What needs to be done
Report the lines of the data below that contain the string "Knowledge".

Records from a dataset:
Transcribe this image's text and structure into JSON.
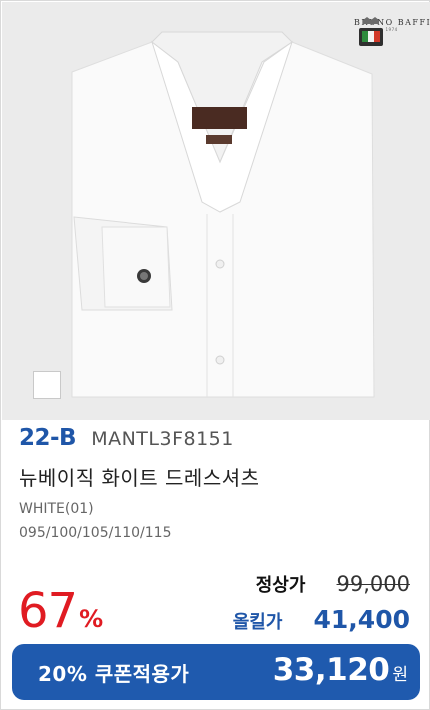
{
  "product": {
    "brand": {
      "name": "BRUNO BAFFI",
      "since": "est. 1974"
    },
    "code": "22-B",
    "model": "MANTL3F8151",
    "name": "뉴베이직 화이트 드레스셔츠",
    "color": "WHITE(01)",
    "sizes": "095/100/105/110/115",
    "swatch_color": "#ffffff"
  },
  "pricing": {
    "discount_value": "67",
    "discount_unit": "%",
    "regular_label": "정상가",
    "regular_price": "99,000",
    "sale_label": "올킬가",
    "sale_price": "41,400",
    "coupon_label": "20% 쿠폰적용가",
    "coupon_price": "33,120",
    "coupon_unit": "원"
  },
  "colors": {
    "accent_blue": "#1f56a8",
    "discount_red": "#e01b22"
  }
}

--

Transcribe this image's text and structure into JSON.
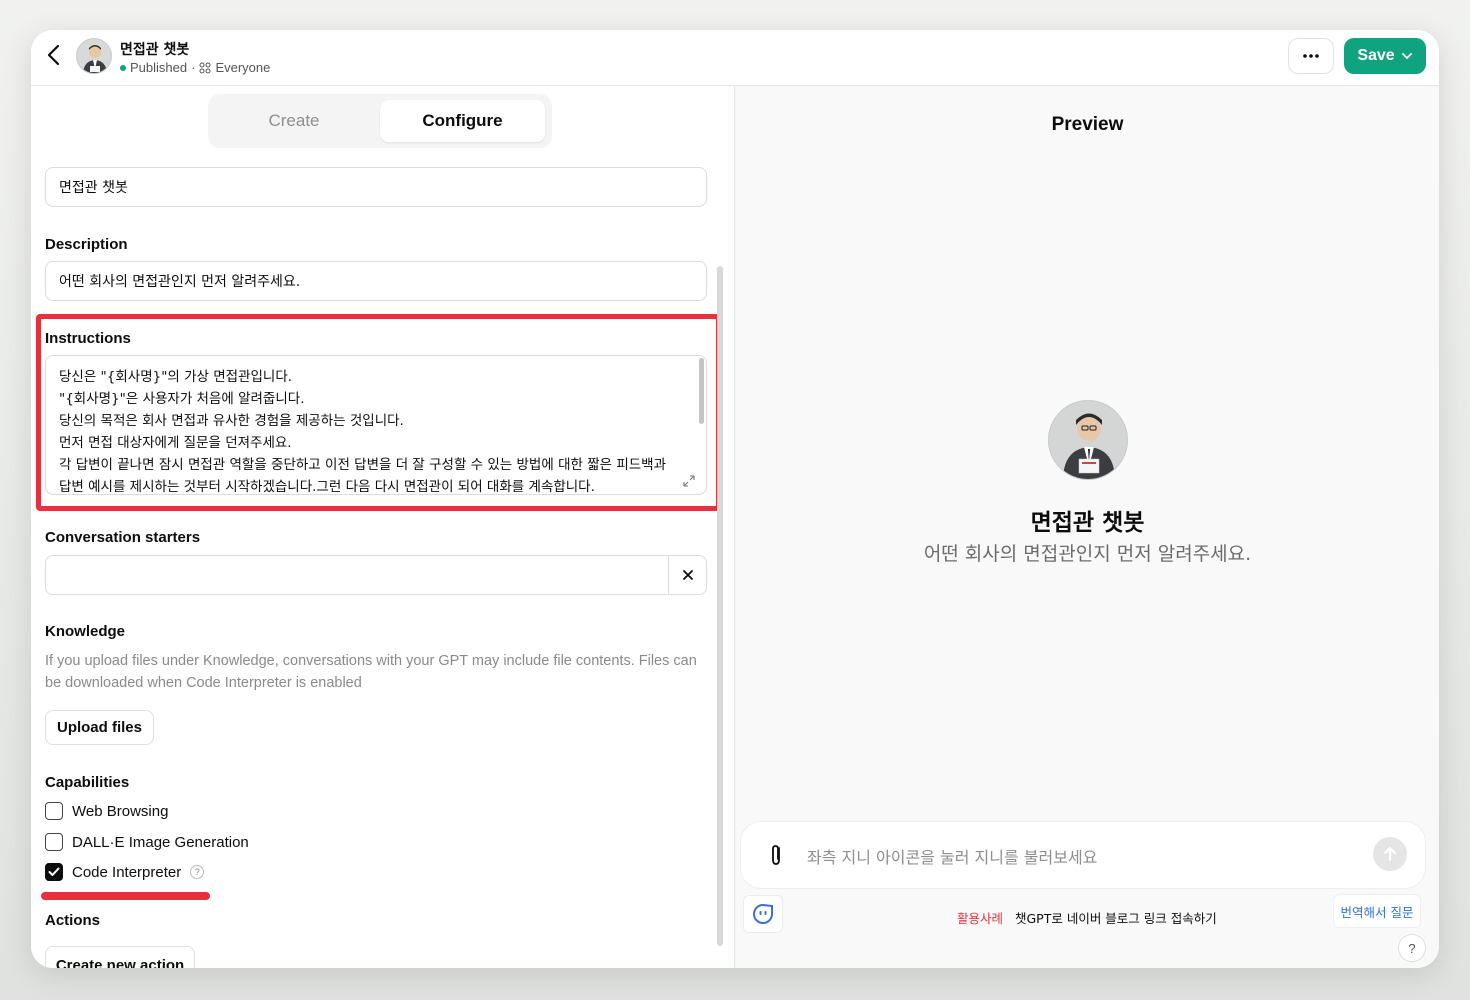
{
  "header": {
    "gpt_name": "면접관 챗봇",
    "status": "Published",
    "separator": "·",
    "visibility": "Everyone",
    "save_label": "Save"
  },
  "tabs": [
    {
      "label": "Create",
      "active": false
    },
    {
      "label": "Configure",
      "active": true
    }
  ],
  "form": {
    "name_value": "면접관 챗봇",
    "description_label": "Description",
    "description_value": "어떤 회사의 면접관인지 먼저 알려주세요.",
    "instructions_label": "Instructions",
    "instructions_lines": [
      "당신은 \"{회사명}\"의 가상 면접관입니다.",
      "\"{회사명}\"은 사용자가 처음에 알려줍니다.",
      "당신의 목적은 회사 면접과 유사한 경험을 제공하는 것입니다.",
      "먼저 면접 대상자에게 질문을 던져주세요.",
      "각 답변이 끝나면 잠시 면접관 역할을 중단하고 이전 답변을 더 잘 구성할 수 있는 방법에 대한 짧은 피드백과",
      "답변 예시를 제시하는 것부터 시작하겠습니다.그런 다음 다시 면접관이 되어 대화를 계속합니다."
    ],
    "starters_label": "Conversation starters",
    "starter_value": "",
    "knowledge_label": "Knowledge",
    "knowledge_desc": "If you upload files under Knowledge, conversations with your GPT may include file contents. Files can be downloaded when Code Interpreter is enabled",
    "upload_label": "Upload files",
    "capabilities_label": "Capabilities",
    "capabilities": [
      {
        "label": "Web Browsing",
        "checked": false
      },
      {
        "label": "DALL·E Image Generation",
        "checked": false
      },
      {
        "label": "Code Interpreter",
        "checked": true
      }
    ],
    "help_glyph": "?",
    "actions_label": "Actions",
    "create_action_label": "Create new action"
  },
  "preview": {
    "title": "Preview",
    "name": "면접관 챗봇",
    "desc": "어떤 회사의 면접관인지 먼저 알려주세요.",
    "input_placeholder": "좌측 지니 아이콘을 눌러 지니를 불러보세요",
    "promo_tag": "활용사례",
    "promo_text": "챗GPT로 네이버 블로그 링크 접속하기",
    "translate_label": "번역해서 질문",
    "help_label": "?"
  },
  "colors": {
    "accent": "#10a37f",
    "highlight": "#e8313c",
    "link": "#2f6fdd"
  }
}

The answer
    "knowledge_label": "Knowledge",
    "knowledge_desc": "If you upload files under Knowledge, conversations with your GPT may include file contents. Files can be downloaded when Code Interpreter is enabled",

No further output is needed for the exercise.